(Website and app data records)
------------

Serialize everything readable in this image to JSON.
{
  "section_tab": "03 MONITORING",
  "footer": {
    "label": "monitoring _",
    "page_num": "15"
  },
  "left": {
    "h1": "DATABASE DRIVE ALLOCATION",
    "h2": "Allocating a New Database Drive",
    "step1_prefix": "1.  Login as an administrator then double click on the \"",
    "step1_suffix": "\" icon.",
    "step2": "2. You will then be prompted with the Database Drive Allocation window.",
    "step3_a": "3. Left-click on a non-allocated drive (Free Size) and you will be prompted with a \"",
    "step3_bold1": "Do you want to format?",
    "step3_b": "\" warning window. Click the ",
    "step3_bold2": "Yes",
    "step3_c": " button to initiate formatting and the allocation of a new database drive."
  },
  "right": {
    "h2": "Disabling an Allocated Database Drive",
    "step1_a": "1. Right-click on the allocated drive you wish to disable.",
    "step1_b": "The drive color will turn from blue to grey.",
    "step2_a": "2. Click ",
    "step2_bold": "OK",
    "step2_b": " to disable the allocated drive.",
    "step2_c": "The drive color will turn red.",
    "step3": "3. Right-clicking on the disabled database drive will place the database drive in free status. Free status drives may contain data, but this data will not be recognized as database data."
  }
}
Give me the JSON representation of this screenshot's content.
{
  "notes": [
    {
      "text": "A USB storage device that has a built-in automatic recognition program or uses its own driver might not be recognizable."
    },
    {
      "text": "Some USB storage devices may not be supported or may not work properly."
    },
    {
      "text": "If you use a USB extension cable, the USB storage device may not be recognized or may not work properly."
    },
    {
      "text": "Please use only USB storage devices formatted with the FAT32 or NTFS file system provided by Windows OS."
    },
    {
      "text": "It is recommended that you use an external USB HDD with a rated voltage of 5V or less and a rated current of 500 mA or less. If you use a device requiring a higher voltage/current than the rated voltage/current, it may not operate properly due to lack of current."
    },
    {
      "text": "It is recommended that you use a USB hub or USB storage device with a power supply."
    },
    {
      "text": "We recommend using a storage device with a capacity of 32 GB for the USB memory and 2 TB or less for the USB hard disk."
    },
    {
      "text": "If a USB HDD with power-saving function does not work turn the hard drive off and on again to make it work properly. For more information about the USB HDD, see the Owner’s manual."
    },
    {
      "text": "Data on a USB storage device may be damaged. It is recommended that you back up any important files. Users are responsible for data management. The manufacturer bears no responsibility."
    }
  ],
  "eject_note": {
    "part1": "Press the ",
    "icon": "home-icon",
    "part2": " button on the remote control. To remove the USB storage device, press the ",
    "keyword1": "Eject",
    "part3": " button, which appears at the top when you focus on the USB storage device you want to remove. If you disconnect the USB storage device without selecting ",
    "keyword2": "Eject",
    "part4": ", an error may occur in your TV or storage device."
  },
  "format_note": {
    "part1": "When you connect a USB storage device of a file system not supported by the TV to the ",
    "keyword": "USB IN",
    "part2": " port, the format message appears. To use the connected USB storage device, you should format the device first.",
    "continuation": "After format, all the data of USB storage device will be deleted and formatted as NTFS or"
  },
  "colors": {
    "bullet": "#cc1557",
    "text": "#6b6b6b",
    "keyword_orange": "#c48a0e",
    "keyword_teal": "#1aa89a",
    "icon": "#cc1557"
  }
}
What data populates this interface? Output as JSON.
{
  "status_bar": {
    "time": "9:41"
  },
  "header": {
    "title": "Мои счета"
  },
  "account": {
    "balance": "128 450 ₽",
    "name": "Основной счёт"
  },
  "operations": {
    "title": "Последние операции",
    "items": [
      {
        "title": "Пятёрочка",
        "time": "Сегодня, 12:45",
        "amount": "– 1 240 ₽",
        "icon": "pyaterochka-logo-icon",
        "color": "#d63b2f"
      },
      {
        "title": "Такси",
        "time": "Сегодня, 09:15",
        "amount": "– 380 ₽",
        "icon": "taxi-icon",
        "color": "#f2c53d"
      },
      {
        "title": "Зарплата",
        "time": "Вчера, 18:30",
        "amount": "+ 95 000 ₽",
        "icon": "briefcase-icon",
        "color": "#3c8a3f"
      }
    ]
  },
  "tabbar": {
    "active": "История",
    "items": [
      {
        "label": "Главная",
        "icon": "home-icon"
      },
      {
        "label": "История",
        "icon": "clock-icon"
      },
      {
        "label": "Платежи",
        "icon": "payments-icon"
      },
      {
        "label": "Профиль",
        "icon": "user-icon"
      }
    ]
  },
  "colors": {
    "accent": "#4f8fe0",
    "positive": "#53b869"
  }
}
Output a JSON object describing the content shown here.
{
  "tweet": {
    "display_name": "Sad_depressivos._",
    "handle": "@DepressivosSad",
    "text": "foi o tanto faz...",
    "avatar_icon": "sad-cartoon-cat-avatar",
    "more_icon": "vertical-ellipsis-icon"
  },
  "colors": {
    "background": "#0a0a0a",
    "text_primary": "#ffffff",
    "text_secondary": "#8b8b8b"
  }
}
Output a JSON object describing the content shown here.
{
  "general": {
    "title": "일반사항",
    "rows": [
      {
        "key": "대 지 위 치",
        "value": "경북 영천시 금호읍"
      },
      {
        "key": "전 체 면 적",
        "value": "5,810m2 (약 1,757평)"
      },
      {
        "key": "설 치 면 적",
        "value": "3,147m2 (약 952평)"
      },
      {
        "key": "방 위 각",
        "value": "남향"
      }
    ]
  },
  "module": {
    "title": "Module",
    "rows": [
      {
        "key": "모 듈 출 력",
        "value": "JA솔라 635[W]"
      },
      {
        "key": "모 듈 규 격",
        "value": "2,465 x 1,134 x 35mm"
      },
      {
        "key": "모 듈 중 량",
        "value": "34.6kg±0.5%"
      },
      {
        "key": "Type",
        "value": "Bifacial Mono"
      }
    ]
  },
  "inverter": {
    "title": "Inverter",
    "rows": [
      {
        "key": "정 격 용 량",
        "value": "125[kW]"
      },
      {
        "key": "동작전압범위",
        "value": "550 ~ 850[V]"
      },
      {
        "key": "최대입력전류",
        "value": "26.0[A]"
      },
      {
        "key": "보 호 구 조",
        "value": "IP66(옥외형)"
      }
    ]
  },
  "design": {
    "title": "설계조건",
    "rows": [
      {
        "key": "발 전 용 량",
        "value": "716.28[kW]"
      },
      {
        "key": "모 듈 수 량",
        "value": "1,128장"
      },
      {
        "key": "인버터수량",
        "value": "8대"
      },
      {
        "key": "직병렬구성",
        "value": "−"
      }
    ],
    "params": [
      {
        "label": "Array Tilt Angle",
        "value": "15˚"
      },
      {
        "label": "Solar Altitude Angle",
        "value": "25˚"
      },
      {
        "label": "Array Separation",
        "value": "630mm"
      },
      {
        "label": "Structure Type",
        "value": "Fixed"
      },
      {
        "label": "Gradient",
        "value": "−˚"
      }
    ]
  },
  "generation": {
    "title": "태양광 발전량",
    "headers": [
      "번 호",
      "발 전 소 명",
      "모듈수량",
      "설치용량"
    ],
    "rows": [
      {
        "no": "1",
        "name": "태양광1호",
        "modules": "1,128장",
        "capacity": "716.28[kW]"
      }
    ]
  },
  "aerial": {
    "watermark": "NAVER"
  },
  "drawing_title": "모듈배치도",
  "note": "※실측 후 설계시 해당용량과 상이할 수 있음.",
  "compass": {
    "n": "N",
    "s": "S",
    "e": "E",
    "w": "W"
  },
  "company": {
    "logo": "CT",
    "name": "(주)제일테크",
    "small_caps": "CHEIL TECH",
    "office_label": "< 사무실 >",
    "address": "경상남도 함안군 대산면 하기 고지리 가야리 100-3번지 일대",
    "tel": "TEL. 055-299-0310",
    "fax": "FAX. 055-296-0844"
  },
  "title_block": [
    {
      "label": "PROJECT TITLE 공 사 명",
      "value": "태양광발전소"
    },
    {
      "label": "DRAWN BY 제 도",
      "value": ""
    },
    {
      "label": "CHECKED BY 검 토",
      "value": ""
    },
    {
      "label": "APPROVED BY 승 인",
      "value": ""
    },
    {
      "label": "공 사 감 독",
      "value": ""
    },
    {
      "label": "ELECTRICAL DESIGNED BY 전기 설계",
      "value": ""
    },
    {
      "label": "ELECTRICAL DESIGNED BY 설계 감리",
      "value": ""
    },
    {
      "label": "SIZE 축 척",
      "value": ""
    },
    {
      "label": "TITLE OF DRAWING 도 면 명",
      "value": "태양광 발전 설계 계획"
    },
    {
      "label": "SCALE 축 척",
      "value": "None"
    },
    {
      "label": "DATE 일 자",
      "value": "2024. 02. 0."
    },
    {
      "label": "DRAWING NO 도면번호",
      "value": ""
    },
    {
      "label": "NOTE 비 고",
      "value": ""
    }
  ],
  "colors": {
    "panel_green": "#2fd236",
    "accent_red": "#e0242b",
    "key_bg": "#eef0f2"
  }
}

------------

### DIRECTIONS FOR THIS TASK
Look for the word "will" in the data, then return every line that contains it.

### THE ANSWER
    "step2": "2. You will then be prompted with the Database Drive Allocation window.",
    "step3_a": "3. Left-click on a non-allocated drive (Free Size) and you will be prompted with a \"",
    "step1_b": "The drive color will turn from blue to grey.",
    "step2_c": "The drive color will turn red.",
    "step3": "3. Right-clicking on the disabled database drive will place the database drive in free status. Free status drives may contain data, but this data will not be recognized as database data."
    "continuation": "After format, all the data of USB storage device will be deleted and formatted as NTFS or"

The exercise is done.